This final image of anger and revolt is a reminder of how popular Billy has been. The outlaw was after all standing up against a violent order benefiting the wealthier and what he clearly expresses how he resents the that his erstwhile companion was supported by a powerful rancher, who delivered him all the votes needed to get elected sheriff. Chisum is often evoked, his underlings shot killing and torturing whoever trespass his sprawling properties, but he comes into sight belatedly and briefly, but the scene is chilling enough, leaving no doubt about how ruthless, disparaging, haughty he is and what an awesome power he wields. The clash between Garrett and Billy thus illustrate a crucial fault line of the vaunted freedom of the West, that the place is contaminated and spoiled by greed and capitalism. More roguish and stubborn than ever, Billy refuses to accept the change and stands by his friends and the poor, while Garrett, feeling old and growing wary, embraces the new order – though without any enthusiasm (a candid, irreverent talk with two businessmen at the state governor’s palace makes this point plain, and comically so).
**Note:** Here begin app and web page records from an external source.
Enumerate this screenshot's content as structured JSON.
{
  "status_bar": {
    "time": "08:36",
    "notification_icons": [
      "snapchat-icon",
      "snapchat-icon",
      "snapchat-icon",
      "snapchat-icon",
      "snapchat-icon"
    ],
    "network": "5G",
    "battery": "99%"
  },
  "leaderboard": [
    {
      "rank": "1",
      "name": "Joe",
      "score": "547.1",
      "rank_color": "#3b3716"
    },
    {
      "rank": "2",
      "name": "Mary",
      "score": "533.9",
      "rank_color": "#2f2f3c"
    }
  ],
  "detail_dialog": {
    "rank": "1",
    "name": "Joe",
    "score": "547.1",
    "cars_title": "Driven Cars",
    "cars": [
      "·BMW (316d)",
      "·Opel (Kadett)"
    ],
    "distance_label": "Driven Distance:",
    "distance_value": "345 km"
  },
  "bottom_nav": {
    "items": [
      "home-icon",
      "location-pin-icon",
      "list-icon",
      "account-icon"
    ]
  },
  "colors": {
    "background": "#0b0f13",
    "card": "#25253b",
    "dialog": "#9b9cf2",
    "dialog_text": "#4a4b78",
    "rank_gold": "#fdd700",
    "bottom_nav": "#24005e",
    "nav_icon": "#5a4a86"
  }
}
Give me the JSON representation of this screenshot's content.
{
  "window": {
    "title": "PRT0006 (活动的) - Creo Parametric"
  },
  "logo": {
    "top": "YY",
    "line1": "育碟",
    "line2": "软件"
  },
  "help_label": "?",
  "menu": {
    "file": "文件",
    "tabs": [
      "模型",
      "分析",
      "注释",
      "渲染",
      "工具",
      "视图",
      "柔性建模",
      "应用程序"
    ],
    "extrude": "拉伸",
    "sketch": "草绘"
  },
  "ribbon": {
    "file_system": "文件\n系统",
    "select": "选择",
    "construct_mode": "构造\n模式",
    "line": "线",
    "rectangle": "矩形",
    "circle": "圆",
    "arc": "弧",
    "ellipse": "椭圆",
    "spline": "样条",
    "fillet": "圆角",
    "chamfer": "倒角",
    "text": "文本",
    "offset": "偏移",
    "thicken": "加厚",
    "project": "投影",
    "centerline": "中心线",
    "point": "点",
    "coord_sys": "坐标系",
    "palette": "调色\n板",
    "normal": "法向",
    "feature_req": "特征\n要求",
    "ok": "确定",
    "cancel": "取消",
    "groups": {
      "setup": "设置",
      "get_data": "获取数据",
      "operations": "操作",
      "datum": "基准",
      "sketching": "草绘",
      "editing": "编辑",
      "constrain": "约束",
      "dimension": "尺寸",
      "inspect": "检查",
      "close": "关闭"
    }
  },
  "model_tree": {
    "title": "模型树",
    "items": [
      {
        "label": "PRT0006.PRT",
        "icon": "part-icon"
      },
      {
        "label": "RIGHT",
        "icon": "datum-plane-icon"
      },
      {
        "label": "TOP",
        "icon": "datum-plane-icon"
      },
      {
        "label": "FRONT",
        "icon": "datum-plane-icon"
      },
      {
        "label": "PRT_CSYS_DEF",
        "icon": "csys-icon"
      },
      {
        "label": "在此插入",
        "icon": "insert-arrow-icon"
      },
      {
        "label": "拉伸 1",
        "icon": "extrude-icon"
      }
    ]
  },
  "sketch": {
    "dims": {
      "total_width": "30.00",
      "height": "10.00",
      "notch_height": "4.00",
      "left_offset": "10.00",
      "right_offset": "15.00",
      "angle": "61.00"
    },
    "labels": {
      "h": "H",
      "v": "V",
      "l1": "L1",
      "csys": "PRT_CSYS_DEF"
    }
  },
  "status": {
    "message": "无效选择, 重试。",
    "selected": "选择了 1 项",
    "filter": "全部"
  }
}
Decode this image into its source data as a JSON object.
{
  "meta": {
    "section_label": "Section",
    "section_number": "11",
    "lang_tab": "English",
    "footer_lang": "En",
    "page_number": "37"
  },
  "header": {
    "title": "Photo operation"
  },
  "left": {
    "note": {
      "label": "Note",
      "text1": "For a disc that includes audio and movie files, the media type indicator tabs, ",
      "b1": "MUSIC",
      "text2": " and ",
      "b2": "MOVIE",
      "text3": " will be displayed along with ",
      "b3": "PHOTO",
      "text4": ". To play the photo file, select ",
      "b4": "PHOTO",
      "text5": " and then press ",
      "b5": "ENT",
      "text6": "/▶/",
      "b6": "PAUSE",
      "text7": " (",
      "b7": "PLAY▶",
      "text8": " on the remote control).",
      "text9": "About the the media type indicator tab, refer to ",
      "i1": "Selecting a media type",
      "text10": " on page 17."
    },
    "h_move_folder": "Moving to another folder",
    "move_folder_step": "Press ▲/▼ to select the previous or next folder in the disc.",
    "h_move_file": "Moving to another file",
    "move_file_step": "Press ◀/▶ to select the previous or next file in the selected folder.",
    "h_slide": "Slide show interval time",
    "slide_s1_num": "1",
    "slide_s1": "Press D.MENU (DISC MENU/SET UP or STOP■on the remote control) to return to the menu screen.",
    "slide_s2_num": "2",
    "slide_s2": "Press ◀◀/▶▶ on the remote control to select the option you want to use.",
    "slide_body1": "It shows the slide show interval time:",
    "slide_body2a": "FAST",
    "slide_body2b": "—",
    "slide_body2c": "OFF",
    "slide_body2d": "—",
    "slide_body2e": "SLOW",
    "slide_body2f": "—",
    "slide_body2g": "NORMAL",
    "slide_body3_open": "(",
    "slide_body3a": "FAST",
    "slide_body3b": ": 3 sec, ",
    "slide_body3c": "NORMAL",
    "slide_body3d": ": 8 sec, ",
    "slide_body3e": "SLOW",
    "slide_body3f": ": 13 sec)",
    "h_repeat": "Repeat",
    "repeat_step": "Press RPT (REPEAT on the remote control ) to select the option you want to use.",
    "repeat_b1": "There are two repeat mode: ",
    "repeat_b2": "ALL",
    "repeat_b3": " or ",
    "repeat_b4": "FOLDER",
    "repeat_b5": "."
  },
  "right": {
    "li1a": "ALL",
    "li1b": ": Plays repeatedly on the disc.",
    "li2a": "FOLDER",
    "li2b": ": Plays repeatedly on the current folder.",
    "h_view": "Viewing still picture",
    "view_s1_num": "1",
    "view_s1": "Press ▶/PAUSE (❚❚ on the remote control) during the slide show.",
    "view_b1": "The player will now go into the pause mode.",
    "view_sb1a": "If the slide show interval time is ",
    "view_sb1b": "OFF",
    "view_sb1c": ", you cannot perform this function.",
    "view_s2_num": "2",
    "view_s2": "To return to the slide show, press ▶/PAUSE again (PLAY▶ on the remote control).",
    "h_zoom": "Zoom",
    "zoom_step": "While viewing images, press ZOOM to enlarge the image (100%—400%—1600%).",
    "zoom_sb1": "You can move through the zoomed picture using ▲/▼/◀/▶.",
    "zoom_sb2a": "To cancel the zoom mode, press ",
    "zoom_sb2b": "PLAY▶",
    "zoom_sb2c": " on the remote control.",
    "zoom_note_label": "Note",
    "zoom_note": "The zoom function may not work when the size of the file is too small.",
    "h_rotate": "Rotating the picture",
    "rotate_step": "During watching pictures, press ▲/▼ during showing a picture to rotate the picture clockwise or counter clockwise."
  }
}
“Pat Garrett and Billy the Kid” stuns with a wide vision that boldly veers from one singular atmosphere to its polar opposite in a wink, without transition: the camera captures the hectic stream of life and death as it happens, with events seguing into each other abruptly, delivering a jarring, baffling continuity within the same space. All that is needed is a group of folks coming up from nowhere: then a playful chase of turkeys involving Billy and a few pals morphs into a repugnant killing and a spectacular gunfight as Chisum’s guys ride into the scenic shot; or the brutal, unabashedly misogynistic, interrogation of a hooker by Garrett suddenly becomes a joyous orgy as others prostitutes step gaily into the hotel room, the rest of the scene getting a wholly unexpected and incredible light-hearted and raunchy quality (that could be read as being equally misogynistic by the way; or the wait in a bar run by an old friend switches from a brooding moment to vicious game of humiliation, the camera using all along the same angles, once three of Billy’s sidekicks arrive. These sudden shifts of mood and register fit with the overall sentiment of real mess and destructive chaos the narrative is and in fact any honest and straightforward western should be according to Peckinpah (who was reportedly even more drunken, obstreperous, unruly as ever, while his production overran the budget and the schedule).